Principle 2 is to optimize resource yields. In order to keep a circular economy afloat, products, components, and materials need to be circulated at the highest utility. This means that the system is looked at as a whole and designed to be created as a circular system, rather than each individual component being separate from the next. This circulation applies to both the technical and biological cycles.
Principle 3 is to foster system effectiveness. This is done by revealing and getting rid of negative side effects from designs and productions. Reduce damage to human utility such as food, shelter, and health. This also includes managing side effects such as land use, air and water pollution and the release of toxic substances. A company that works to eliminate negative side effects is Johnson & Johnson – they implemented the GAIA (Global Aquatic Ingredient Assessment) tool that creates environmental “scores” on the commonly used ingredients within their materials.

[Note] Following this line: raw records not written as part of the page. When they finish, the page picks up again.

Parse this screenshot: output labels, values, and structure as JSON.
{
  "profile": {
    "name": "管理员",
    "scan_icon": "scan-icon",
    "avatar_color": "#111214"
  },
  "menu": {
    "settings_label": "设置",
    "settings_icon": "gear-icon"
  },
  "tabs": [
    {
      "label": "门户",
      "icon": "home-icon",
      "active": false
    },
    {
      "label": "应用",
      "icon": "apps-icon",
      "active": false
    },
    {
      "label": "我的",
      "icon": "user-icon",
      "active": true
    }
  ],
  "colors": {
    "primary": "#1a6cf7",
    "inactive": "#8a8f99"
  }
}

As a result, the circular economy is gaining interest with a steady momentum as companies realize the need to manage materials and resources. It is being embraced by some companies, but more companies need to rethink their current processes and adapt to this way of sustainable thinking.
Learn more about this topic in our Sustainable Packaging course!